What to do: Search the data for the word "concentrations" and copy every line where it occurs.

Given data:
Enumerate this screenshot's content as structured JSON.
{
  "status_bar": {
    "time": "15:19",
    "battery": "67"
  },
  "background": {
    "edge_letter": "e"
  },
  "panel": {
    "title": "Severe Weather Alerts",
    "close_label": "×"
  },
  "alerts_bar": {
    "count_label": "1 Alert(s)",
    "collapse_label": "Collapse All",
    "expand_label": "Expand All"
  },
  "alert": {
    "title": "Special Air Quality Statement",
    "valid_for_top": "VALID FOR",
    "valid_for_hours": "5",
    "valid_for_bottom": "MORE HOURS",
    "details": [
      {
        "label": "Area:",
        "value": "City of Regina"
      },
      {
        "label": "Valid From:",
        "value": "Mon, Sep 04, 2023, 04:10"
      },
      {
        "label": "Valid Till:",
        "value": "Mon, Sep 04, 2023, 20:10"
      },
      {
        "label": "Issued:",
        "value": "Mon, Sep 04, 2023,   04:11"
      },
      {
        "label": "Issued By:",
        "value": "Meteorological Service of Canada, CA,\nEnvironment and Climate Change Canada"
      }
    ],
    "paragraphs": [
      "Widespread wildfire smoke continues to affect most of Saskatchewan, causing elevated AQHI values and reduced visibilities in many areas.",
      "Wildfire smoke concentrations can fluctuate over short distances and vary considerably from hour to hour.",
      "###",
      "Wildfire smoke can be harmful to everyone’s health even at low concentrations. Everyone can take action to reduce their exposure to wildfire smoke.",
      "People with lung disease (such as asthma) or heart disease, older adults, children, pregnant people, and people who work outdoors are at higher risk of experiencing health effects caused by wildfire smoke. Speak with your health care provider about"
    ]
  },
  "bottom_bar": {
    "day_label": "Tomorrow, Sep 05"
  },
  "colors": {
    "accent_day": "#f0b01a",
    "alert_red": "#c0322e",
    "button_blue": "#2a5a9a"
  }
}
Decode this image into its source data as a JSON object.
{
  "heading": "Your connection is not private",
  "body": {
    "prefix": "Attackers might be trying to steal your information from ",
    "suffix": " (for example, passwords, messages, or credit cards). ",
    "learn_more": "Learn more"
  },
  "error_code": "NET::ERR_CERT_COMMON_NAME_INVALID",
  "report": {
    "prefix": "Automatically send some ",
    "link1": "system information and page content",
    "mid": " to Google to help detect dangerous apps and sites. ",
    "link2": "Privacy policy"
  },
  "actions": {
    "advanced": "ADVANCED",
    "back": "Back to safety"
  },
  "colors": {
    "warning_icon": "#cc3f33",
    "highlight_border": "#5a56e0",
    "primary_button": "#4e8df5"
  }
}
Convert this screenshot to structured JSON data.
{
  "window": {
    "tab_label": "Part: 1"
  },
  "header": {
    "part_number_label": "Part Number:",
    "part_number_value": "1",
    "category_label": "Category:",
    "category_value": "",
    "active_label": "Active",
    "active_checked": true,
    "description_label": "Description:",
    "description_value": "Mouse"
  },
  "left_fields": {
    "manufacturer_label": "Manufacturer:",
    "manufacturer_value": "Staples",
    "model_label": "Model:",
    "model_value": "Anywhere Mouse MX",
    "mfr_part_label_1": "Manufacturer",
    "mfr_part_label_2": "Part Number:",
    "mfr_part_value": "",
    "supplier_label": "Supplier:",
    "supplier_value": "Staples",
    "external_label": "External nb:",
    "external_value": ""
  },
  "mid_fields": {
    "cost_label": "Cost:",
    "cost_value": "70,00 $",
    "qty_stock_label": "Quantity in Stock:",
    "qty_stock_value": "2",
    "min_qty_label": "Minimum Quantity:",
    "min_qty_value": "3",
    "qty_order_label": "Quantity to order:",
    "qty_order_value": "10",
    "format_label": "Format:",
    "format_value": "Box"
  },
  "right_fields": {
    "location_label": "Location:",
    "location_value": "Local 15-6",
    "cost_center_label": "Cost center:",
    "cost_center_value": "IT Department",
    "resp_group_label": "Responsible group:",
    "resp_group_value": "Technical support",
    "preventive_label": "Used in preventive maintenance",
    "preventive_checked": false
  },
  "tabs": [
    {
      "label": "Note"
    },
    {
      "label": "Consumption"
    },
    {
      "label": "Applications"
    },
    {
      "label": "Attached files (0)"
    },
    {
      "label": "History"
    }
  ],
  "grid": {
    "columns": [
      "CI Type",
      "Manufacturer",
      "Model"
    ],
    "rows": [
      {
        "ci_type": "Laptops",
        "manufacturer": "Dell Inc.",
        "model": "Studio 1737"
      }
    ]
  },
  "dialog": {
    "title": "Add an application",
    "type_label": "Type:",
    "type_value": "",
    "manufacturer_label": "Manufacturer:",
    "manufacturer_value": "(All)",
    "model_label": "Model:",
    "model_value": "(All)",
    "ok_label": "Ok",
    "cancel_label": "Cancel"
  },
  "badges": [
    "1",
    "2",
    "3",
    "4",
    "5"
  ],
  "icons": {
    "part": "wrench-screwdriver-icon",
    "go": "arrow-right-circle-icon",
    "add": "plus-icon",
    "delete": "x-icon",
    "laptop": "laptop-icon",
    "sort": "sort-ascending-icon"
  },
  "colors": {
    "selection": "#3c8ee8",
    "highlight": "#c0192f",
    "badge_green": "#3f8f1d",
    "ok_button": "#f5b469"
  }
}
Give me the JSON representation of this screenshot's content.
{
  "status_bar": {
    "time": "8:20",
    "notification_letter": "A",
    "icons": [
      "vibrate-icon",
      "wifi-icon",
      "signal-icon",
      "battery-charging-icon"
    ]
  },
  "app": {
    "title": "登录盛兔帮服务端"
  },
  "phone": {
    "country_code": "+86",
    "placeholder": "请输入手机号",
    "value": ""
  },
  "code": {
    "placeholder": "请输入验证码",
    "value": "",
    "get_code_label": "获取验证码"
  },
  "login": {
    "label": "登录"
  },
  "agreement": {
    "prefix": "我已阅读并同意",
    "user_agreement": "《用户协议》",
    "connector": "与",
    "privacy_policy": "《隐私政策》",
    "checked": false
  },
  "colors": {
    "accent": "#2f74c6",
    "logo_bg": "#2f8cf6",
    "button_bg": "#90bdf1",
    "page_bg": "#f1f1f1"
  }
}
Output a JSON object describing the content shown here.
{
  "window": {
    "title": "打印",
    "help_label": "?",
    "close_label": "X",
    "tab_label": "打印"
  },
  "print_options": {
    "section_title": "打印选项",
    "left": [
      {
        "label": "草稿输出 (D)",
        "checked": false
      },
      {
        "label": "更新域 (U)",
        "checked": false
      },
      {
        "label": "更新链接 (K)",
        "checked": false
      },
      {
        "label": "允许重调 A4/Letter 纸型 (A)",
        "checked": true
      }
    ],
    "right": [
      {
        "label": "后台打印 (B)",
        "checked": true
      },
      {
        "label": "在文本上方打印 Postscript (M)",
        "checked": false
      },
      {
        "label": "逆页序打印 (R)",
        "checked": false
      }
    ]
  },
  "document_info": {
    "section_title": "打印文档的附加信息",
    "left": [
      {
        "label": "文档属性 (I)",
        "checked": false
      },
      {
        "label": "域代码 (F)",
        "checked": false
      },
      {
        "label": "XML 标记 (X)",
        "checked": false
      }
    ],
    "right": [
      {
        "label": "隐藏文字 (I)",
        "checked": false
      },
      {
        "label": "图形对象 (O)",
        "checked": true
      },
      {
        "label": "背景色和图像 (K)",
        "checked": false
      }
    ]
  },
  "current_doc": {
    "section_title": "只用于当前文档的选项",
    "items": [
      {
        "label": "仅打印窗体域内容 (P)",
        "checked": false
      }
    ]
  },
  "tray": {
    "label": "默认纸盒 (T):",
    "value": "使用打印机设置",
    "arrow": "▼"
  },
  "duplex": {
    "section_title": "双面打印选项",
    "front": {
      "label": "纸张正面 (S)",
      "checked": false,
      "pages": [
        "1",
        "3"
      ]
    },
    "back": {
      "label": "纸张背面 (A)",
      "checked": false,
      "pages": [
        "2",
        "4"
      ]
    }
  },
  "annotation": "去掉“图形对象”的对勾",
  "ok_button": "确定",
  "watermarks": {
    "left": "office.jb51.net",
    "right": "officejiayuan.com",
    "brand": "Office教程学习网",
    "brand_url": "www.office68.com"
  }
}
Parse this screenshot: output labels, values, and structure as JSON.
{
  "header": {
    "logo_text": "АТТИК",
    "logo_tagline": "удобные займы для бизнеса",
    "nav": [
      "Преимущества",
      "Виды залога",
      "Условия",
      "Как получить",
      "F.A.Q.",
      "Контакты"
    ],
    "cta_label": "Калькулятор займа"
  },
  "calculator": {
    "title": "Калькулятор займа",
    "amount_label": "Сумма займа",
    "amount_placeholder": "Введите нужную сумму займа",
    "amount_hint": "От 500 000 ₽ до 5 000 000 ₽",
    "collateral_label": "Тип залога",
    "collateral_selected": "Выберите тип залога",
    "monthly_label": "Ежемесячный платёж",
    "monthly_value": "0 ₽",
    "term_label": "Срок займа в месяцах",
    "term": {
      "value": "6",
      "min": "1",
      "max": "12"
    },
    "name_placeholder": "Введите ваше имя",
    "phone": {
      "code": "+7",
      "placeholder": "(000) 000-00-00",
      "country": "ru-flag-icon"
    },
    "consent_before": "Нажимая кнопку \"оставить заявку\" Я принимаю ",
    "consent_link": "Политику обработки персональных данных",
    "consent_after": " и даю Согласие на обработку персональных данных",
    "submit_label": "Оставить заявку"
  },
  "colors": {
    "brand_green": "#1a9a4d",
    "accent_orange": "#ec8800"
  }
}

Solution for this exercise:
      "Wildfire smoke concentrations can fluctuate over short distances and vary considerably from hour to hour.",
      "Wildfire smoke can be harmful to everyone’s health even at low concentrations. Everyone can take action to reduce their exposure to wildfire smoke.",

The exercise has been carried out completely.